Muhyiddin ‘on trial’ over 1MDB case
Phlip RodriguesPublished 11:23 amModified 2:45 pm
COMMENT | When Pakatan Harapan came to power, Najib Abdul Razak was the very picture of gloom and dejection. His fall from grace marked the start of his 1MDB trial.
As the trial dragged on, the former prime minister was in the depths of despair because he had the sinking feeling that the trial was not going his way. Under the Harapan government, he was convinced that he would not receive justice.
But the grin is back on his face. He is no more sulky for obvious reason when he sat down to an interview with Reuters recently. Unlike his fractious interview with broadcaster Al Jazeera in 2018, he did not walk out.
In the Al Jazeera encounter, he accused the interviewer of being unfair to him because all the questions were about 1MDB.
Since then things have changed, and when Najib took questions from the wire service, he was in the pink of joy. He was not upset when the 1MDB trial was mentioned.
This time the disgraced Umno leader had the temerity to say he is looking forward to a more “conducive atmosphere” in his trial now that the Harapan government had fallen by the wayside.
He is implying that the Harapan government was not fair whereas the new government would not be cruel to him.
There is no mistaking what Najib meant: the coalition led by Muhyiddin Yassin is in his corner and he has nothing to fear anymore. Help will soon be on the way to extricate him from the 1MDB quagmire.
Perhaps, Najib thinks that since Umno is part of the governing class now, he can expect Muhyiddin to return a favour. “I scratch your back, you scratch my back” (“I give you the numbers to form your alliance, you help me with this difficult case”).
Of course, Najib was not involved in the deal Umno worked out with Bersatu and others to cobble together a national unity alliance. But he had been consulted on the terms of the pact, which means that he still has influence in his party.
With the wind now blowing in the opposite direction, Najib can confidently say he can expect a fair hearing. In other words, he is looking forward to an acquittal and a quick return to public service, and eventually back in the corridors of power.
So, the ball is in Muhyiddin’s court. How would he respond to the Najib case? He cannot overtly throw a lifeline to his former boss without raising a hue and cry from the unforgiving public. In fact, he cannot make any statement relating to the IMDB trial without fanning suspicion.

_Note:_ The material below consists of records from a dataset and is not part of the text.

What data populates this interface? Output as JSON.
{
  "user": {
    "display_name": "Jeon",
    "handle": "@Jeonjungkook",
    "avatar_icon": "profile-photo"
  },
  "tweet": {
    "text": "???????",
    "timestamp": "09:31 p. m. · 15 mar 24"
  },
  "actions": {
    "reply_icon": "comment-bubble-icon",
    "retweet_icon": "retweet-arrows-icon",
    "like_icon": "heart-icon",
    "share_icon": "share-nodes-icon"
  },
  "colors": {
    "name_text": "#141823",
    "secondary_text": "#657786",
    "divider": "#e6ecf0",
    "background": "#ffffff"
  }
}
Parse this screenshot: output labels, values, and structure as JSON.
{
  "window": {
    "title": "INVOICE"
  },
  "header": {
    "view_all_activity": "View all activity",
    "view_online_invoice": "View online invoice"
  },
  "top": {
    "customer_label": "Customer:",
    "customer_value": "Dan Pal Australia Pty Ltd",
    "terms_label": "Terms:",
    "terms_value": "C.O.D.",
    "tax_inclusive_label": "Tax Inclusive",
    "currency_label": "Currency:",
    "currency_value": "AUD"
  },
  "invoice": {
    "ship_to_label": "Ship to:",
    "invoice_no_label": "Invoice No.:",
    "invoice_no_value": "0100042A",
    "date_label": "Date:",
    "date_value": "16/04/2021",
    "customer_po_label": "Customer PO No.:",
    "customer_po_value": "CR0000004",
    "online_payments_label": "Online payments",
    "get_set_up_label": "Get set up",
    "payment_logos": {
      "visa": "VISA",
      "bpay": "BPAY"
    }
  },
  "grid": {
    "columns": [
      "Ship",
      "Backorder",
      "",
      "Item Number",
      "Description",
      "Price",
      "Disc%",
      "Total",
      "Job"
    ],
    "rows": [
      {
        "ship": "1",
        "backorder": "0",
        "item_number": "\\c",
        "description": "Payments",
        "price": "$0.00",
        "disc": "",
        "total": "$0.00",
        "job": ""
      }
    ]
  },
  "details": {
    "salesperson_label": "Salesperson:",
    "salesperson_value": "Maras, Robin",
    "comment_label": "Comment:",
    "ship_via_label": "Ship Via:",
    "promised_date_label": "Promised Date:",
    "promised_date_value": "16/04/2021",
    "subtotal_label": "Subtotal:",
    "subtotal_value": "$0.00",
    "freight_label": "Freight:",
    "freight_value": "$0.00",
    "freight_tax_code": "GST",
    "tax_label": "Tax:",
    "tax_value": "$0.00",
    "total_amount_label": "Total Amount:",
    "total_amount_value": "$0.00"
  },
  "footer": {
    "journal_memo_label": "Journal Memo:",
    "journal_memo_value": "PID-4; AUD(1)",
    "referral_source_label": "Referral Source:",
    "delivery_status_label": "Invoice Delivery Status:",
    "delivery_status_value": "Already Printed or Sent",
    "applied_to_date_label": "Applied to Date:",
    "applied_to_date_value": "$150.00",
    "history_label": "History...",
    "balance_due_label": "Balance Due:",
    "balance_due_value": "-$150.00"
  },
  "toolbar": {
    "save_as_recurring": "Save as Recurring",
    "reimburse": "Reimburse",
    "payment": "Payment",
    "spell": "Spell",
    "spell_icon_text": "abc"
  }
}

But Muhyiddin has to do something about this scandal which he himself had raised when he was Najib’s second in command, and for his pains, was dismissed from office. Perhaps, the route may lie in the appointment of a new attorney-general.
Muhyiddin can handpick the top legal officer who may have different ideas which may see the trial take a course more favourable to Najib. Or maybe, the court itself, aware of the changed political environment, may dismiss the whole case.

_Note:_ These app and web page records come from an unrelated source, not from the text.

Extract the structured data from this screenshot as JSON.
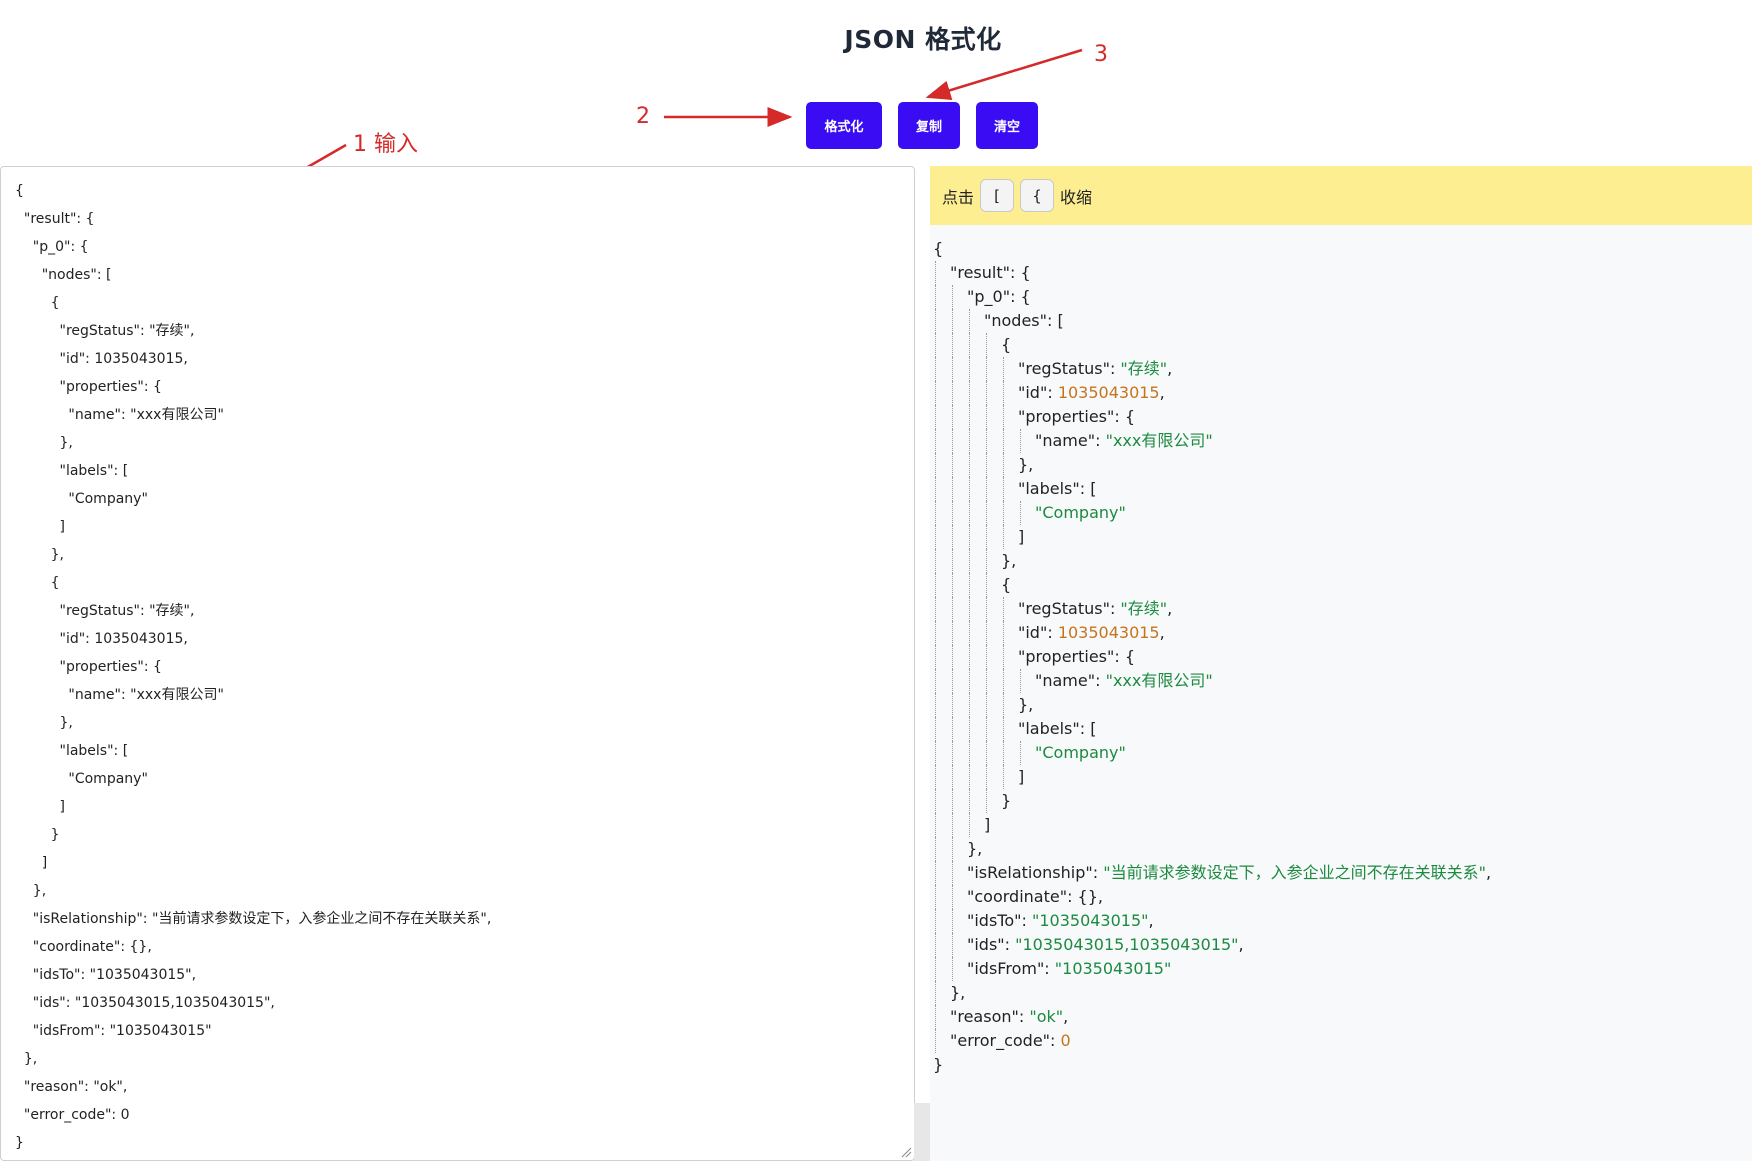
{
  "page": {
    "title": "JSON 格式化"
  },
  "toolbar": {
    "format_label": "格式化",
    "copy_label": "复制",
    "clear_label": "清空"
  },
  "annotations": {
    "a1": "1 输入",
    "a2": "2",
    "a3": "3"
  },
  "input": {
    "lines": [
      "{",
      "  \"result\": {",
      "    \"p_0\": {",
      "      \"nodes\": [",
      "        {",
      "          \"regStatus\": \"存续\",",
      "          \"id\": 1035043015,",
      "          \"properties\": {",
      "            \"name\": \"xxx有限公司\"",
      "          },",
      "          \"labels\": [",
      "            \"Company\"",
      "          ]",
      "        },",
      "        {",
      "          \"regStatus\": \"存续\",",
      "          \"id\": 1035043015,",
      "          \"properties\": {",
      "            \"name\": \"xxx有限公司\"",
      "          },",
      "          \"labels\": [",
      "            \"Company\"",
      "          ]",
      "        }",
      "      ]",
      "    },",
      "    \"isRelationship\": \"当前请求参数设定下，入参企业之间不存在关联关系\",",
      "    \"coordinate\": {},",
      "    \"idsTo\": \"1035043015\",",
      "    \"ids\": \"1035043015,1035043015\",",
      "    \"idsFrom\": \"1035043015\"",
      "  },",
      "  \"reason\": \"ok\",",
      "  \"error_code\": 0",
      "}"
    ]
  },
  "tip": {
    "prefix": "点击",
    "key1": "[",
    "key2": "{",
    "suffix": "收缩"
  },
  "output": {
    "lines": [
      {
        "depth": 0,
        "parts": [
          [
            "p",
            "{"
          ]
        ]
      },
      {
        "depth": 1,
        "parts": [
          [
            "k",
            "\"result\""
          ],
          [
            "p",
            ": {"
          ]
        ]
      },
      {
        "depth": 2,
        "parts": [
          [
            "k",
            "\"p_0\""
          ],
          [
            "p",
            ": {"
          ]
        ]
      },
      {
        "depth": 3,
        "parts": [
          [
            "k",
            "\"nodes\""
          ],
          [
            "p",
            ": ["
          ]
        ]
      },
      {
        "depth": 4,
        "parts": [
          [
            "p",
            "{"
          ]
        ]
      },
      {
        "depth": 5,
        "parts": [
          [
            "k",
            "\"regStatus\""
          ],
          [
            "p",
            ": "
          ],
          [
            "s",
            "\"存续\""
          ],
          [
            "p",
            ","
          ]
        ]
      },
      {
        "depth": 5,
        "parts": [
          [
            "k",
            "\"id\""
          ],
          [
            "p",
            ": "
          ],
          [
            "n",
            "1035043015"
          ],
          [
            "p",
            ","
          ]
        ]
      },
      {
        "depth": 5,
        "parts": [
          [
            "k",
            "\"properties\""
          ],
          [
            "p",
            ": {"
          ]
        ]
      },
      {
        "depth": 6,
        "parts": [
          [
            "k",
            "\"name\""
          ],
          [
            "p",
            ": "
          ],
          [
            "s",
            "\"xxx有限公司\""
          ]
        ]
      },
      {
        "depth": 5,
        "parts": [
          [
            "p",
            "},"
          ]
        ]
      },
      {
        "depth": 5,
        "parts": [
          [
            "k",
            "\"labels\""
          ],
          [
            "p",
            ": ["
          ]
        ]
      },
      {
        "depth": 6,
        "parts": [
          [
            "s",
            "\"Company\""
          ]
        ]
      },
      {
        "depth": 5,
        "parts": [
          [
            "p",
            "]"
          ]
        ]
      },
      {
        "depth": 4,
        "parts": [
          [
            "p",
            "},"
          ]
        ]
      },
      {
        "depth": 4,
        "parts": [
          [
            "p",
            "{"
          ]
        ]
      },
      {
        "depth": 5,
        "parts": [
          [
            "k",
            "\"regStatus\""
          ],
          [
            "p",
            ": "
          ],
          [
            "s",
            "\"存续\""
          ],
          [
            "p",
            ","
          ]
        ]
      },
      {
        "depth": 5,
        "parts": [
          [
            "k",
            "\"id\""
          ],
          [
            "p",
            ": "
          ],
          [
            "n",
            "1035043015"
          ],
          [
            "p",
            ","
          ]
        ]
      },
      {
        "depth": 5,
        "parts": [
          [
            "k",
            "\"properties\""
          ],
          [
            "p",
            ": {"
          ]
        ]
      },
      {
        "depth": 6,
        "parts": [
          [
            "k",
            "\"name\""
          ],
          [
            "p",
            ": "
          ],
          [
            "s",
            "\"xxx有限公司\""
          ]
        ]
      },
      {
        "depth": 5,
        "parts": [
          [
            "p",
            "},"
          ]
        ]
      },
      {
        "depth": 5,
        "parts": [
          [
            "k",
            "\"labels\""
          ],
          [
            "p",
            ": ["
          ]
        ]
      },
      {
        "depth": 6,
        "parts": [
          [
            "s",
            "\"Company\""
          ]
        ]
      },
      {
        "depth": 5,
        "parts": [
          [
            "p",
            "]"
          ]
        ]
      },
      {
        "depth": 4,
        "parts": [
          [
            "p",
            "}"
          ]
        ]
      },
      {
        "depth": 3,
        "parts": [
          [
            "p",
            "]"
          ]
        ]
      },
      {
        "depth": 2,
        "parts": [
          [
            "p",
            "},"
          ]
        ]
      },
      {
        "depth": 2,
        "parts": [
          [
            "k",
            "\"isRelationship\""
          ],
          [
            "p",
            ": "
          ],
          [
            "s",
            "\"当前请求参数设定下，入参企业之间不存在关联关系\""
          ],
          [
            "p",
            ","
          ]
        ]
      },
      {
        "depth": 2,
        "parts": [
          [
            "k",
            "\"coordinate\""
          ],
          [
            "p",
            ": {},"
          ]
        ]
      },
      {
        "depth": 2,
        "parts": [
          [
            "k",
            "\"idsTo\""
          ],
          [
            "p",
            ": "
          ],
          [
            "s",
            "\"1035043015\""
          ],
          [
            "p",
            ","
          ]
        ]
      },
      {
        "depth": 2,
        "parts": [
          [
            "k",
            "\"ids\""
          ],
          [
            "p",
            ": "
          ],
          [
            "s",
            "\"1035043015,1035043015\""
          ],
          [
            "p",
            ","
          ]
        ]
      },
      {
        "depth": 2,
        "parts": [
          [
            "k",
            "\"idsFrom\""
          ],
          [
            "p",
            ": "
          ],
          [
            "s",
            "\"1035043015\""
          ]
        ]
      },
      {
        "depth": 1,
        "parts": [
          [
            "p",
            "},"
          ]
        ]
      },
      {
        "depth": 1,
        "parts": [
          [
            "k",
            "\"reason\""
          ],
          [
            "p",
            ": "
          ],
          [
            "s",
            "\"ok\""
          ],
          [
            "p",
            ","
          ]
        ]
      },
      {
        "depth": 1,
        "parts": [
          [
            "k",
            "\"error_code\""
          ],
          [
            "p",
            ": "
          ],
          [
            "n",
            "0"
          ]
        ]
      },
      {
        "depth": 0,
        "parts": [
          [
            "p",
            "}"
          ]
        ]
      }
    ]
  },
  "colors": {
    "button": "#3a0cf3",
    "tip_bg": "#fdee92",
    "string": "#1c8a3f",
    "number": "#c7731b",
    "annotation": "#d42a2a"
  }
}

However, the executive cannot interfere with the powers of the judiciary. There is a strict separation of powers between these two branches of the government, at least on paper.
In the meantime, Muhyiddin cannot be seen too often with Najib in public. Although Najib may be eager to meet the new boss, the 1MDB scandal will always be hanging like the Sword of Damocles over their heads.

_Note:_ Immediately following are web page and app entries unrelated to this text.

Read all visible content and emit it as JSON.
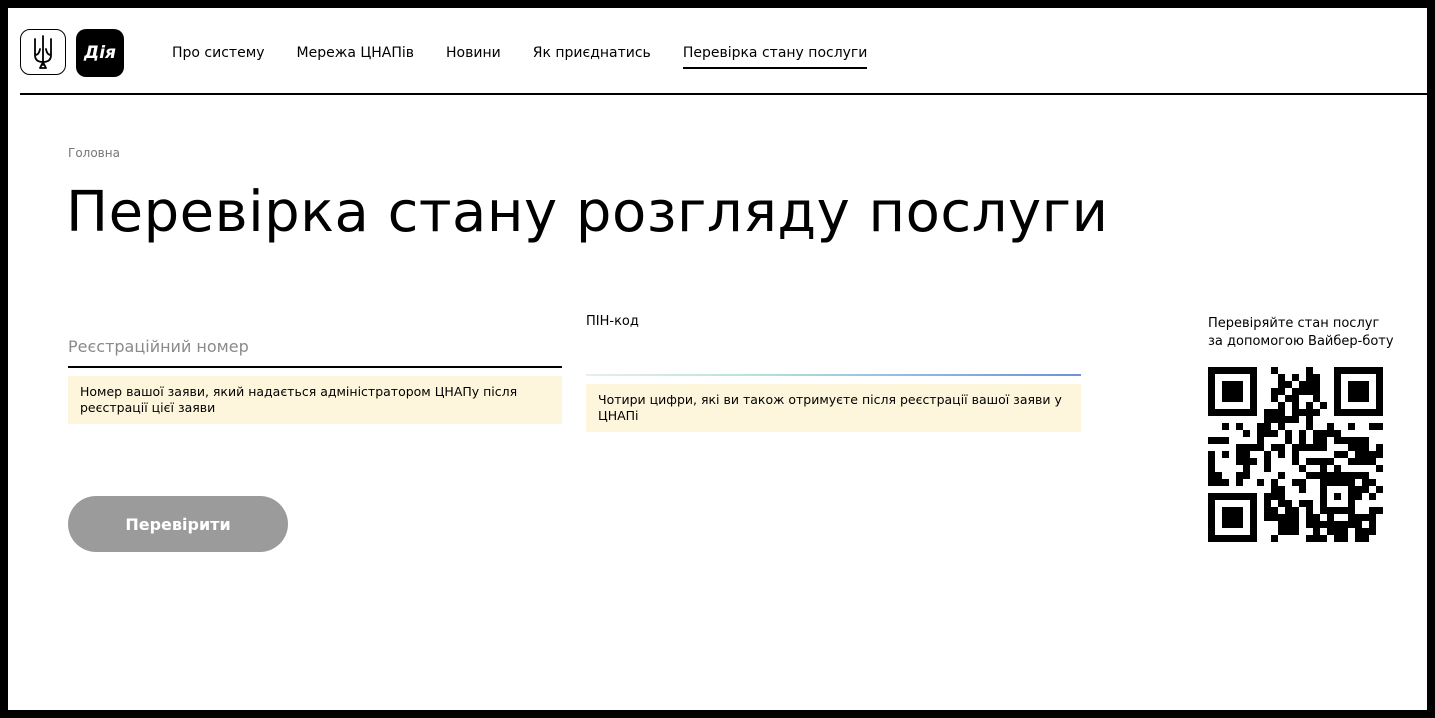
{
  "header": {
    "logo_text": "Дія",
    "nav": [
      {
        "label": "Про систему"
      },
      {
        "label": "Мережа ЦНАПів"
      },
      {
        "label": "Новини"
      },
      {
        "label": "Як приєднатись"
      },
      {
        "label": "Перевірка стану послуги",
        "active": true
      }
    ]
  },
  "breadcrumb": "Головна",
  "title": "Перевірка стану розгляду послуги",
  "form": {
    "reg_placeholder": "Реєстраційний номер",
    "reg_hint": "Номер вашої заяви, який надається адміністратором ЦНАПу після реєстрації цієї заяви",
    "pin_label": "ПІН-код",
    "pin_hint": "Чотири цифри, які ви також отримуєте після реєстрації вашої заяви у ЦНАПі",
    "submit_label": "Перевірити"
  },
  "viber": {
    "line1": "Перевіряйте стан послуг",
    "line2": "за допомогою Вайбер-боту"
  },
  "colors": {
    "button_disabled": "#9b9b9b",
    "hint_bg": "#fef6dc"
  }
}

How Muhyiddin handle the 1MDB case will tell a lot about how he intends to fight corruption. Before he was booted out of Najib’s cabinet, he was very brave to stand up to his former boss. He was on the side of truth and justice.
Understandably, Muhyiddin is walking on a tightrope between having to keep his coalition intact in the face of political pressure from his demanding allies and warding off corrupt leaders from a resurgent Umno.
Muhyiddin is indeed on trial over the 1MDB case. If Najib is acquitted as a result of the “conducive atmosphere”, Muhyiddin will be harshly condemned. If his former boss is found guilty, then the country is telling to all leaders that crime does not pay.
In the final analysis, the 1MDB trial boils down to “Najib versus the people” as it involves the alleged theft of public fund. In the court of public opinion, the verdict has already been delivered: the people just want to see a former prime minister behind bars – minus the grin
PHLIP RODRIGUES is a retired journalist.
The views expressed here are those of the author/contributor and do not necessarily represent the views of Malaysiakini.